Problem -> Whenever a line of the listing contains the string "badge", return that line.

Task input ->
=-=-=

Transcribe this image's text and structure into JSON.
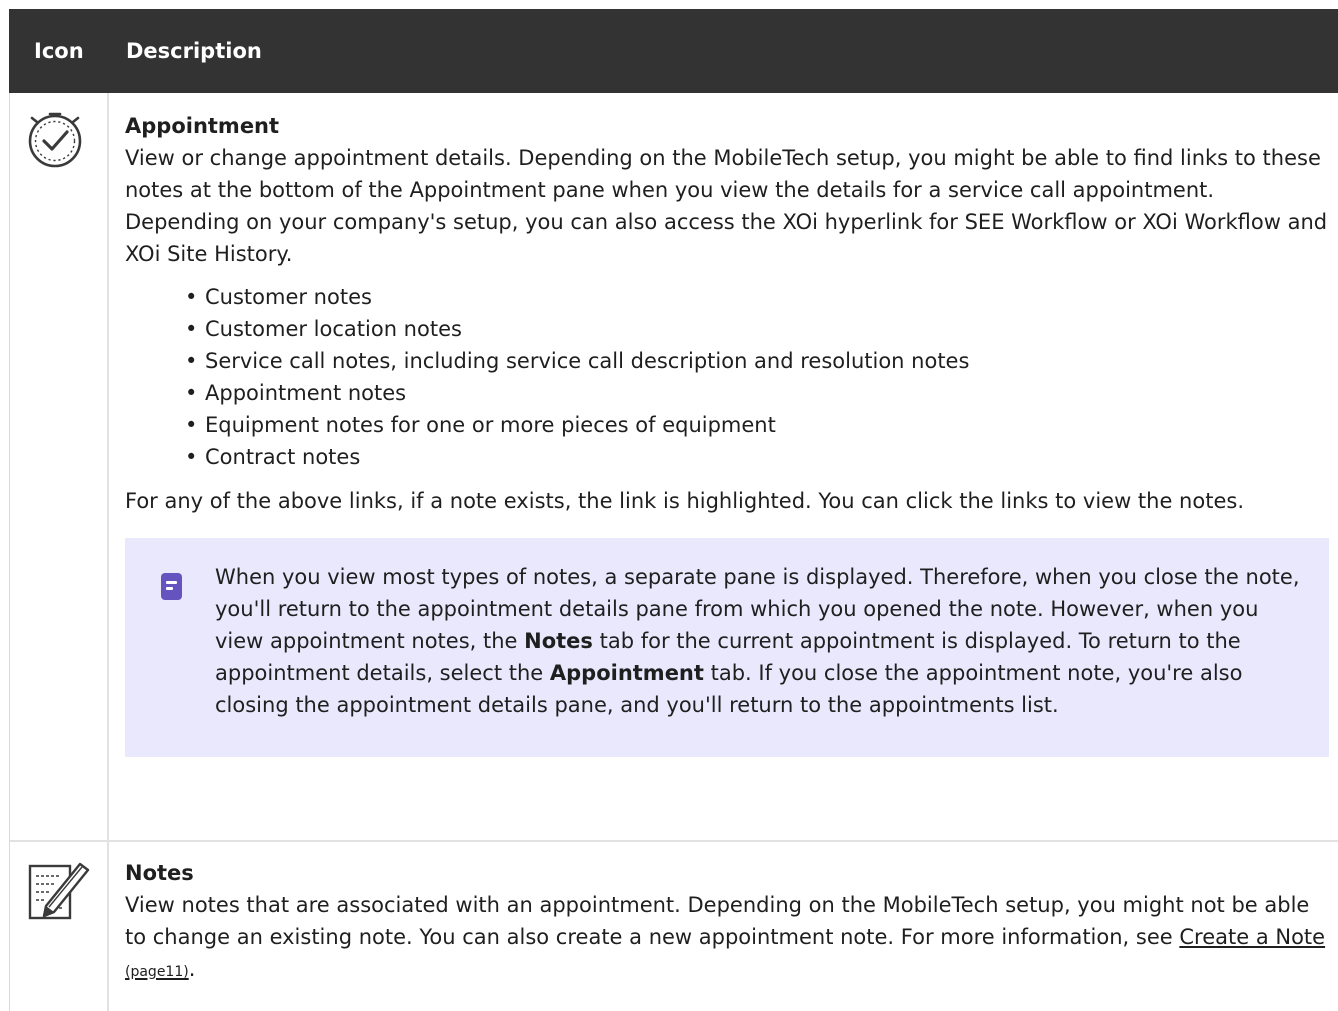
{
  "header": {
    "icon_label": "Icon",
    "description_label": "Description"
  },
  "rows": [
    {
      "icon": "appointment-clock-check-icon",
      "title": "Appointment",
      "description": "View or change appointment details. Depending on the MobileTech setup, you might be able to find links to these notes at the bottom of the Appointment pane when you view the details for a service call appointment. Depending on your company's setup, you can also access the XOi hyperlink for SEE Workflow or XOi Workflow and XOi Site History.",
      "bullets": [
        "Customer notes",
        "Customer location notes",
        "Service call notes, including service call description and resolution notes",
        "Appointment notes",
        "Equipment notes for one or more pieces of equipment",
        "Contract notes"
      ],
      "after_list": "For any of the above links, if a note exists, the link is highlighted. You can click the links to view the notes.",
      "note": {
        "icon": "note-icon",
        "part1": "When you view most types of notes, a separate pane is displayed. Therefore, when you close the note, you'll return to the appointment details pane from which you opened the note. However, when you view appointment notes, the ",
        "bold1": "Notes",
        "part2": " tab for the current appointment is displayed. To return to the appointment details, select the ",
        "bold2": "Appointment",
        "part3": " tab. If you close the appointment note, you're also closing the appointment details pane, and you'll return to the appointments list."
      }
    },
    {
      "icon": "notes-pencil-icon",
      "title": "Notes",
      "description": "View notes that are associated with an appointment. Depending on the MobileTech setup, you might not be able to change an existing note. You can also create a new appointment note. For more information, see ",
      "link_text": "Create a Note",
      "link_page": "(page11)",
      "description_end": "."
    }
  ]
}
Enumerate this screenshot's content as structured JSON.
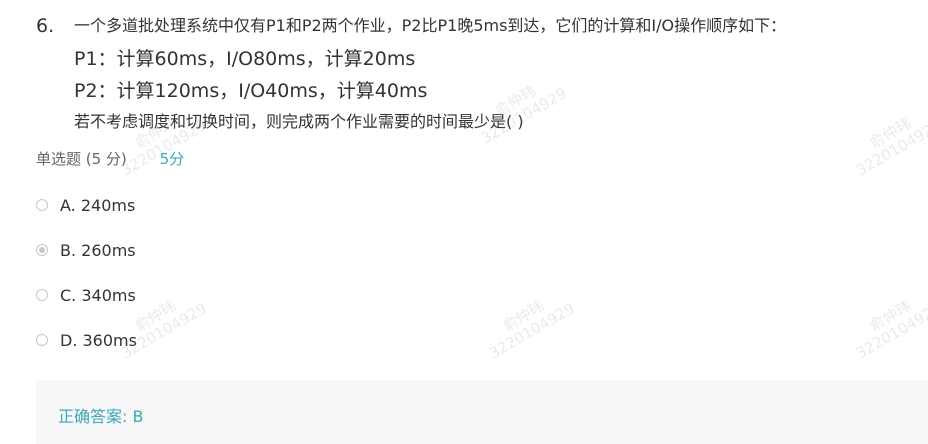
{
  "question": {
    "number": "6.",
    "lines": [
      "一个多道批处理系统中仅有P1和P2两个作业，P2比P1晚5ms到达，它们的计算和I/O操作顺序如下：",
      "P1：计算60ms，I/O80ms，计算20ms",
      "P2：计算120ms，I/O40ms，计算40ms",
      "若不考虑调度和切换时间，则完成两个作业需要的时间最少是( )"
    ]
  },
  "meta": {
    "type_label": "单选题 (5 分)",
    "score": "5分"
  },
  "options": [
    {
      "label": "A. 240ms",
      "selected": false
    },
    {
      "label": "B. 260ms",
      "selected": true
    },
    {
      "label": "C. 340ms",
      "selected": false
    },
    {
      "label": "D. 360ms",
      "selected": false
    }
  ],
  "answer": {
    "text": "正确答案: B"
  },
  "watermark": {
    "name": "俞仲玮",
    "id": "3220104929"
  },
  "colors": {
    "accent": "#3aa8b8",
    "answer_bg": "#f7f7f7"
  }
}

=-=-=

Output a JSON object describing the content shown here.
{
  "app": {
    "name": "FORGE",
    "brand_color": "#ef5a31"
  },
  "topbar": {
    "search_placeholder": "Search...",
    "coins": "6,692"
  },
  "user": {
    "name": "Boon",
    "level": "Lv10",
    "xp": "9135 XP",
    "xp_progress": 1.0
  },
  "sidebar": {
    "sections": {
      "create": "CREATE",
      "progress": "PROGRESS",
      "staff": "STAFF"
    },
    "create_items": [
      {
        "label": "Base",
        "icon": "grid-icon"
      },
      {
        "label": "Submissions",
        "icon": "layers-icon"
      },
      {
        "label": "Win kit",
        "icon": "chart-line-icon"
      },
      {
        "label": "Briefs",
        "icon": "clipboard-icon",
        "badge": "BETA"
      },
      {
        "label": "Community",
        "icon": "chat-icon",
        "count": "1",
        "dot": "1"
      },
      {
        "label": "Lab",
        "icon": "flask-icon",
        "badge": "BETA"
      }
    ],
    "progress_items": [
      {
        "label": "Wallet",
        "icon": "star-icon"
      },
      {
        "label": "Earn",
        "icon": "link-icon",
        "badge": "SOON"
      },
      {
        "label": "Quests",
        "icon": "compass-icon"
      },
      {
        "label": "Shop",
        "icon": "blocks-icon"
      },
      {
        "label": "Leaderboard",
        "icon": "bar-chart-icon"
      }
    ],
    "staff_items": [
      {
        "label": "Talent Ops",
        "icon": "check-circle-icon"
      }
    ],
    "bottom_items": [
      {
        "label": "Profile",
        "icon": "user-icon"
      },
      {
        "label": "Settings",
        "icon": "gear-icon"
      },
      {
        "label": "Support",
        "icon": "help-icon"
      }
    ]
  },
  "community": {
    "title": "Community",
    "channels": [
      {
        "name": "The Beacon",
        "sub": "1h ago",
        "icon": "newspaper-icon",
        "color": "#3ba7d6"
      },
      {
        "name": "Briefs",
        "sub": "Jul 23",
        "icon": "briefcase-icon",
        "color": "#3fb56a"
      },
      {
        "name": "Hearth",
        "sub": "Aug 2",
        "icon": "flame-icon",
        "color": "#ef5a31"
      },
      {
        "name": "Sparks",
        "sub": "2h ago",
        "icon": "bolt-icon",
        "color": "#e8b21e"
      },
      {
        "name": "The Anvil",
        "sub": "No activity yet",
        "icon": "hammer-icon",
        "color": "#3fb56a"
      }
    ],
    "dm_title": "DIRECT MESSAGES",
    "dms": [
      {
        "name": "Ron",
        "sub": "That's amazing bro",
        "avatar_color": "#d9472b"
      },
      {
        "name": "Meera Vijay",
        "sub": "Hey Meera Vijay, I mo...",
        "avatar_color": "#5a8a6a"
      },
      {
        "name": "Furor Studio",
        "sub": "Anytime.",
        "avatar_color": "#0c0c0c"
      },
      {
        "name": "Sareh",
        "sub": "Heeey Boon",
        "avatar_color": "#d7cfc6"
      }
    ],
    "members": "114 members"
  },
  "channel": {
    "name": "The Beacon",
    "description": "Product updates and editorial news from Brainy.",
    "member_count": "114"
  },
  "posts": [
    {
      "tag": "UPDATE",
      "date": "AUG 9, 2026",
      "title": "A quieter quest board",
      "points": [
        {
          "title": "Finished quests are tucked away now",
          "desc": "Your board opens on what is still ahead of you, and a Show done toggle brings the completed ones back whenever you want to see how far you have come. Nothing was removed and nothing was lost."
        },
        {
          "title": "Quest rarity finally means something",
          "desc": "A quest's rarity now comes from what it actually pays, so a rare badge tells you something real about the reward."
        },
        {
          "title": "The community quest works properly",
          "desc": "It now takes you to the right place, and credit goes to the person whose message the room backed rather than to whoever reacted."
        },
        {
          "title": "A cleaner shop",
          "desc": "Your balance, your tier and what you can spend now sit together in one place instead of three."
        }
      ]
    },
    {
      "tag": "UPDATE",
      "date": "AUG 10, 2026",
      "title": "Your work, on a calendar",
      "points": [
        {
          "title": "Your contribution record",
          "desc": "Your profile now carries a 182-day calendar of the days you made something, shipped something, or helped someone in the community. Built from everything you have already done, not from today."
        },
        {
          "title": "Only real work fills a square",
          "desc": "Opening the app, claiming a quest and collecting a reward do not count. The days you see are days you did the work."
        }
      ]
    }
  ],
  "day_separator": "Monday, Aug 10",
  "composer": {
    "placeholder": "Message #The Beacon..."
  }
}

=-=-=

Answer below ->
        "badge": "BETA"
        "badge": "BETA"
        "badge": "SOON"
          "desc": "A quest's rarity now comes from what it actually pays, so a rare badge tells you something real about the reward."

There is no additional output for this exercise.